• May 30, 1917: April Fool Party Tuesday night at Redman hall. 13 c. adm.
• June 15, 1917: Monday evening an auxiliary of the Red Cross was organized in Clay City under the auspices of the Tacoma Chapter. A goodly number gathered to listen to the addresses made by Mrs. W. W. Seymour and Lieut. Lamonte.
Leaving aside the question of why an April Fool party is advertised in May, the accounts do reveal that community life was active, with clubs, parties and visitors from other cities. However, Clay City began a slow decline in activity after 1920. While the area’s population remained steady, the 1920 census shows a slight decline in the number of laborers, and fewer of them were foreign immigrants. The Clay City post office closed November 29, 1922, and the 1930 census of the area shows only 14 workers listed at the “clay works,” which is now called the Far West Brick and Tile Company.
While Clay City as a community gradually disappeared, the brick factory continued sporadically through Depression times. Sheds were torn apart and used to fire the kilns, and even the kiln roofs were dismantled. Eventually the plant fell into disuse and was abandoned. The rails were sold for scrap iron and grass sprouted from the uncovered domes of the kilns. However, in 1944, Clay City was taken over by the Houlahan family of Builders Brick Company, which later became known as Mutual Materials.
After two years of renovations, the plant re-opened and operated with workers living in nearby communities such as Eatonville and Orting. The 1950 Seattle Times article says, “The present permanent population is 12, mostly children. The original company dug its clay with a steam shovel on a narrow-guage track, which limited its scope. Now trucks haul the earth and motorized equipment strips newly prospected areas.”
However, one month after that article was published, fire destroyed everything that wasn’t brick, including the original office and drafting room, which dated from 1907.
The Houlahans rebuilt the plant, and the Eatonville Dispatch reported in 1979, “Today there are six kilns producing in excess of 2,500 tons of brick and tile a month, which finds its way to every corner of the Northwest and Hawaii.” The article further stated that 180 standard bricks could be produced every minute. The raw mud bricks were sent to dryers, and after 88 hours at 225 degrees they were ready for the oven. The bricks spent 90 hours in the ovens at 2,000 degrees and then several more days cooling.
Mutual Materials continued to operate the plant until 2007. Now the road to the brick works is blockaded, with no plans to re-open. The kilns and buildings have been demolished and the ground leveled. According to Marianne Lincoln, managing editor of The Pierce Priarie Post, “The buildings were bulldozed due to the hazards caused by ‘tweakers’ chopping parts down for wood. In addition, all the underground tunnels were at risk of collapsing and the property was a huge liability.” All that exists now is a large flat area, a little asphalt, a few scraps of brick and 30-foot tall alder trees.

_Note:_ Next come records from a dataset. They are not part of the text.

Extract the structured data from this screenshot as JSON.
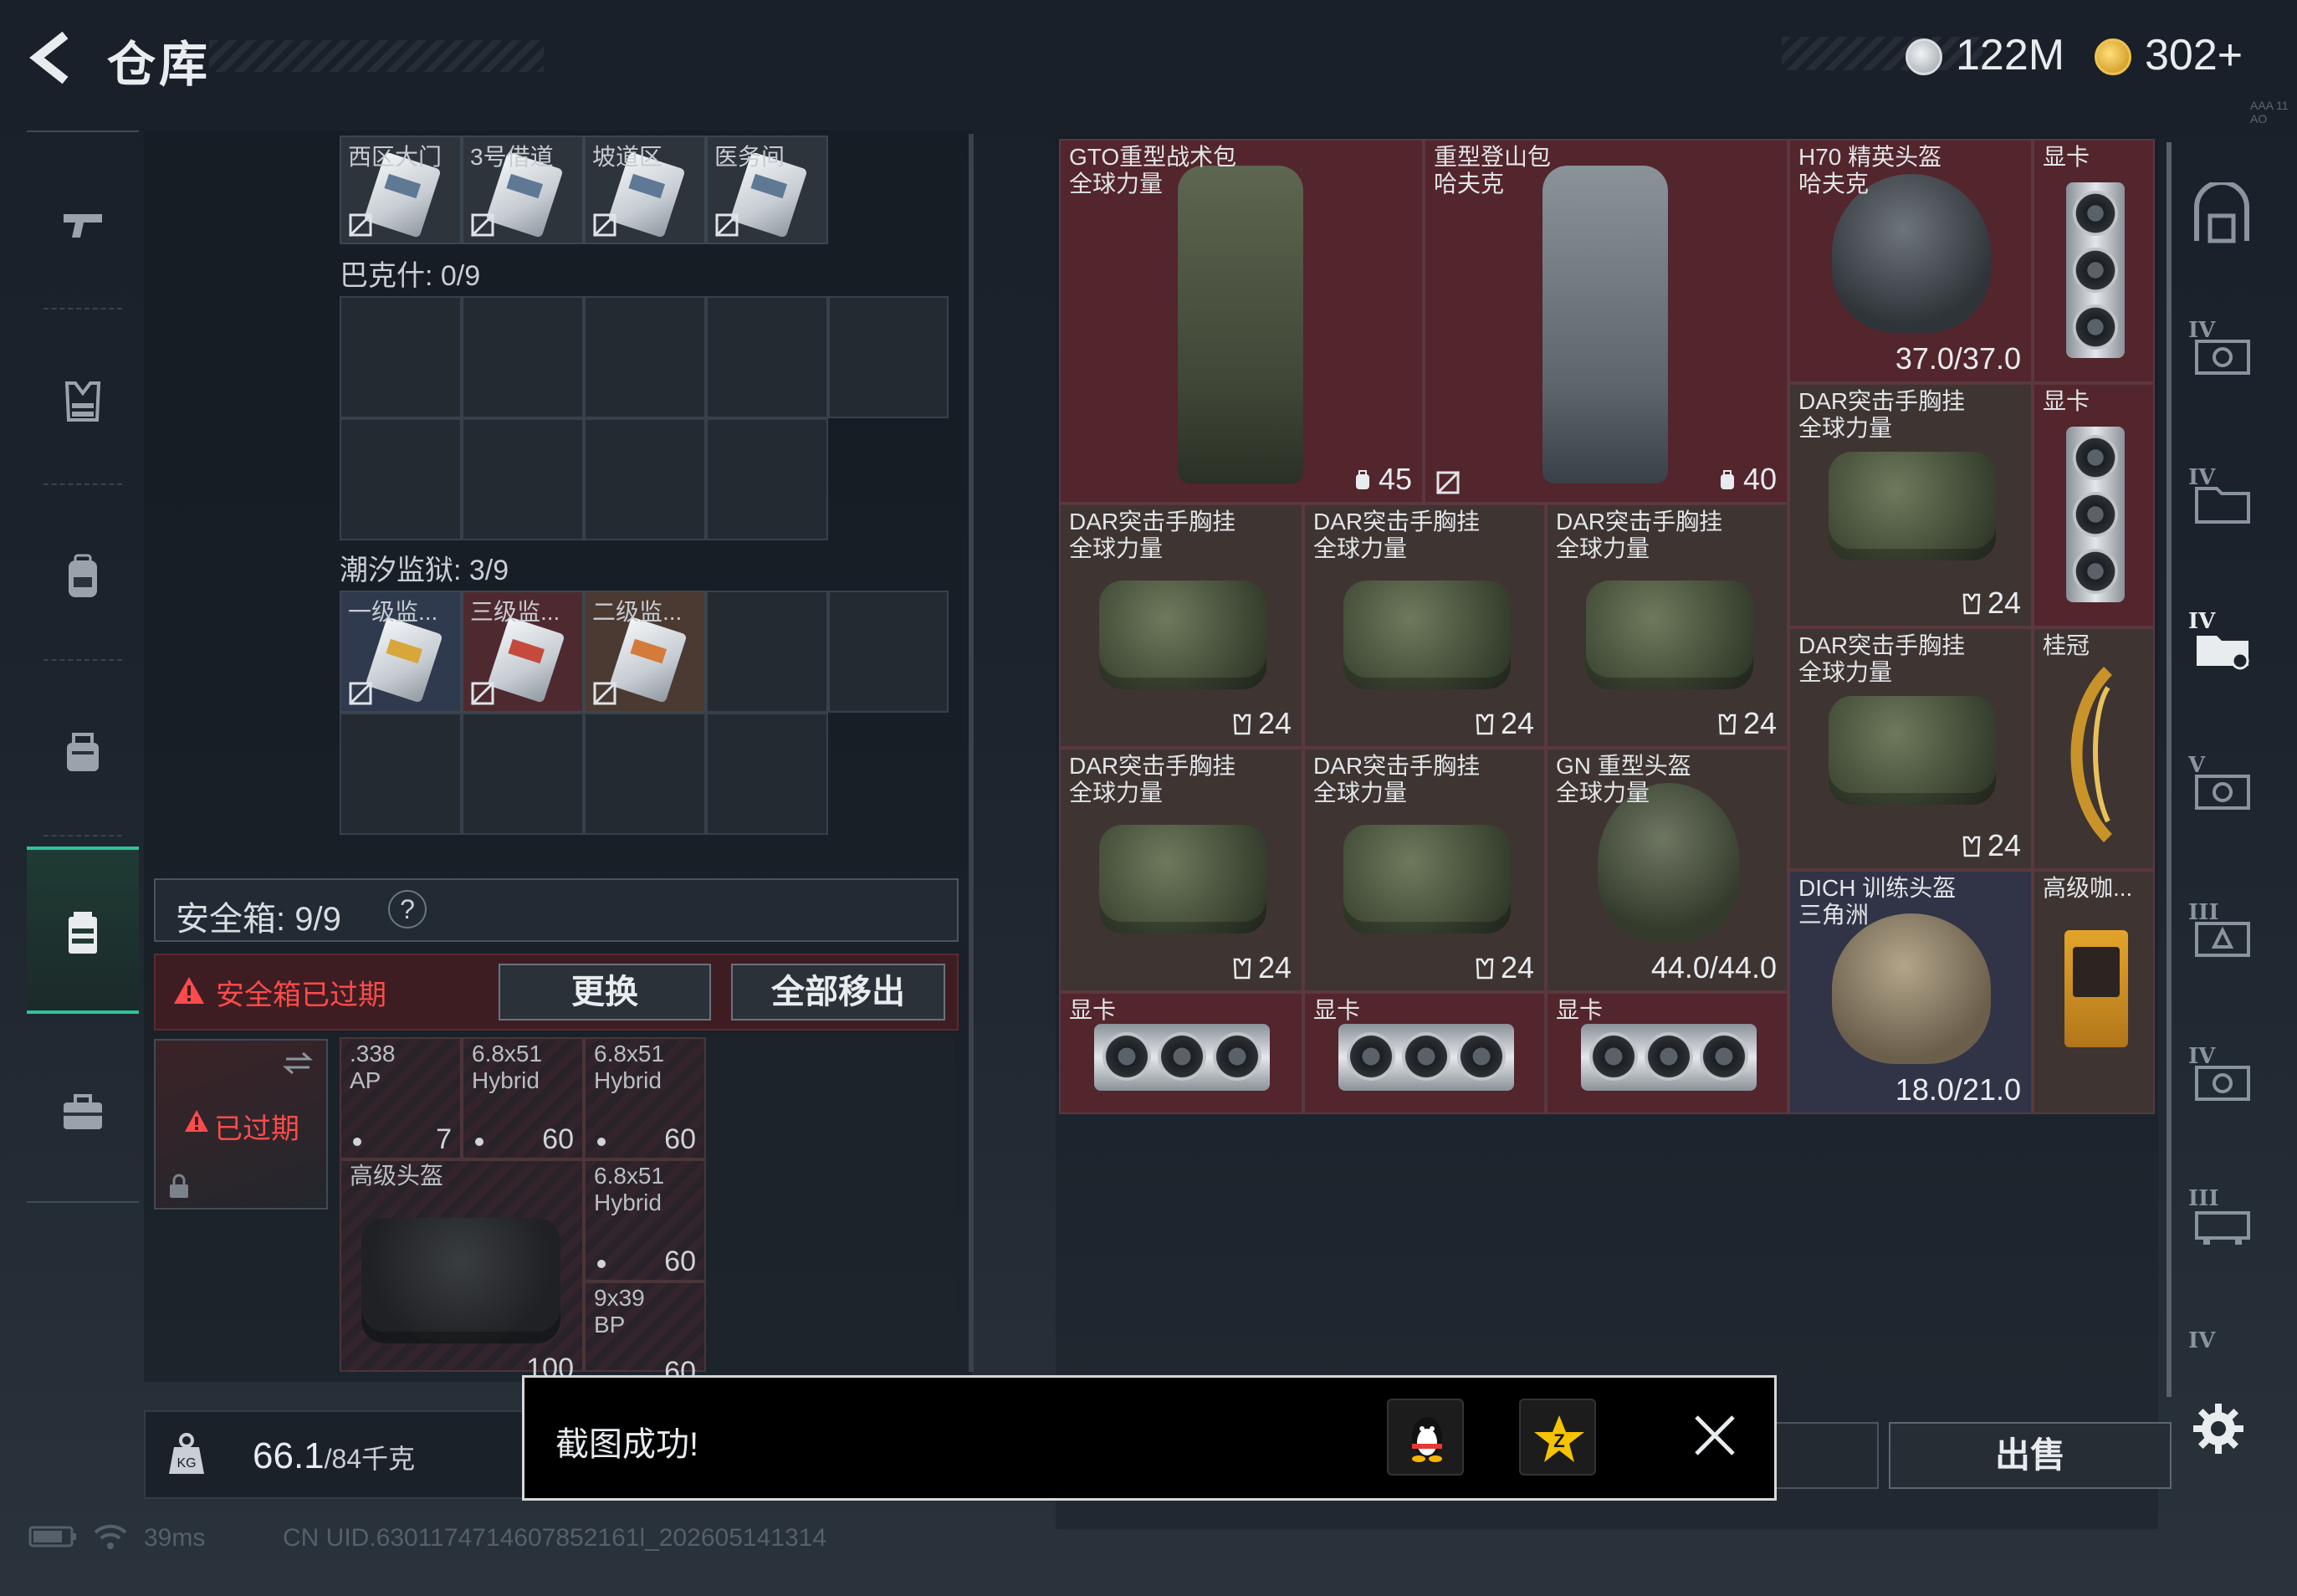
{
  "header": {
    "title": "仓库",
    "money": "122M",
    "coins": "302+",
    "tiny": "AAA 11 AO"
  },
  "sidebar": {
    "items": [
      {
        "icon": "pistol-icon"
      },
      {
        "icon": "body-armor-icon"
      },
      {
        "icon": "backpack-icon"
      },
      {
        "icon": "rig-icon"
      },
      {
        "icon": "safe-case-icon",
        "active": true
      },
      {
        "icon": "briefcase-icon"
      }
    ]
  },
  "keys": {
    "top_row": [
      "西区大门",
      "3号借道",
      "坡道区",
      "医务间"
    ],
    "bakesh": "巴克什: 0/9",
    "tidal": "潮汐监狱: 3/9",
    "tidal_items": [
      "一级监...",
      "三级监...",
      "二级监..."
    ]
  },
  "safe": {
    "label": "安全箱: 9/9",
    "help": "?",
    "expired_warning": "安全箱已过期",
    "replace": "更换",
    "move_all": "全部移出",
    "box_status": "已过期",
    "items": [
      {
        "name": ".338\nAP",
        "count": "7"
      },
      {
        "name": "6.8x51\nHybrid",
        "count": "60"
      },
      {
        "name": "6.8x51\nHybrid",
        "count": "60"
      },
      {
        "name": "高级头盔",
        "count": "100"
      },
      {
        "name": "6.8x51\nHybrid",
        "count": "60"
      },
      {
        "name": "9x39\nBP",
        "count": "60"
      }
    ]
  },
  "weight": {
    "value": "66.1",
    "max": "/84千克"
  },
  "storage": {
    "items": [
      {
        "name": "GTO重型战术包\n全球力量",
        "count": "45"
      },
      {
        "name": "重型登山包\n哈夫克",
        "count": "40"
      },
      {
        "name": "H70 精英头盔\n哈夫克",
        "count": "37.0/37.0"
      },
      {
        "name": "显卡",
        "count": ""
      },
      {
        "name": "DAR突击手胸挂\n全球力量",
        "count": "24"
      },
      {
        "name": "显卡",
        "count": ""
      },
      {
        "name": "DAR突击手胸挂\n全球力量",
        "count": "24"
      },
      {
        "name": "DAR突击手胸挂\n全球力量",
        "count": "24"
      },
      {
        "name": "DAR突击手胸挂\n全球力量",
        "count": "24"
      },
      {
        "name": "DAR突击手胸挂\n全球力量",
        "count": "24"
      },
      {
        "name": "桂冠",
        "count": ""
      },
      {
        "name": "DAR突击手胸挂\n全球力量",
        "count": "24"
      },
      {
        "name": "DAR突击手胸挂\n全球力量",
        "count": "24"
      },
      {
        "name": "GN 重型头盔\n全球力量",
        "count": "44.0/44.0"
      },
      {
        "name": "DICH 训练头盔\n三角洲",
        "count": "18.0/21.0"
      },
      {
        "name": "高级咖...",
        "count": ""
      },
      {
        "name": "显卡",
        "count": ""
      },
      {
        "name": "显卡",
        "count": ""
      },
      {
        "name": "显卡",
        "count": ""
      }
    ]
  },
  "rail": {
    "tiers": [
      "IV",
      "IV",
      "IV",
      "V",
      "III",
      "IV",
      "III",
      "IV"
    ]
  },
  "sell": "出售",
  "toast": {
    "text": "截图成功!"
  },
  "status": {
    "ping": "39ms",
    "uid": "CN UID.6301174714607852161l_202605141314"
  }
}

Though Clay City is mostly forgotten, the bricks from its 100-year history live on. The First Church of Christ Scientist in Tacoma, built between 1908 and 1911, is an example of a Clay City bricks manufactured in part by Michele Spadoni and brothers-in-law Ruggero and Seghiero Seghieri. St. Leo’s School, which opened in 1912, is also built with bricks from Clay City. Many early streets in Tacoma, Seattle and Portland are built with its bricks. In later years, Clay City bricks were used to cover “Red Square” on the campus of the University of Washington, where I received my undergraduate degree.
My daughter Sandra and her husband Dan purchased a house in North Tacoma last month, and as I pulled up to park while helping them move, I realized that the street in front of their house is paved with bricks that are probably about 100 years old. The bricks are still strong, though the street is extremely uneven because the sub-base has shifted. Sandy and Dan say they like this, because it makes cars drive slowly. I like it because of the likelihood that Nonno helped make these bricks.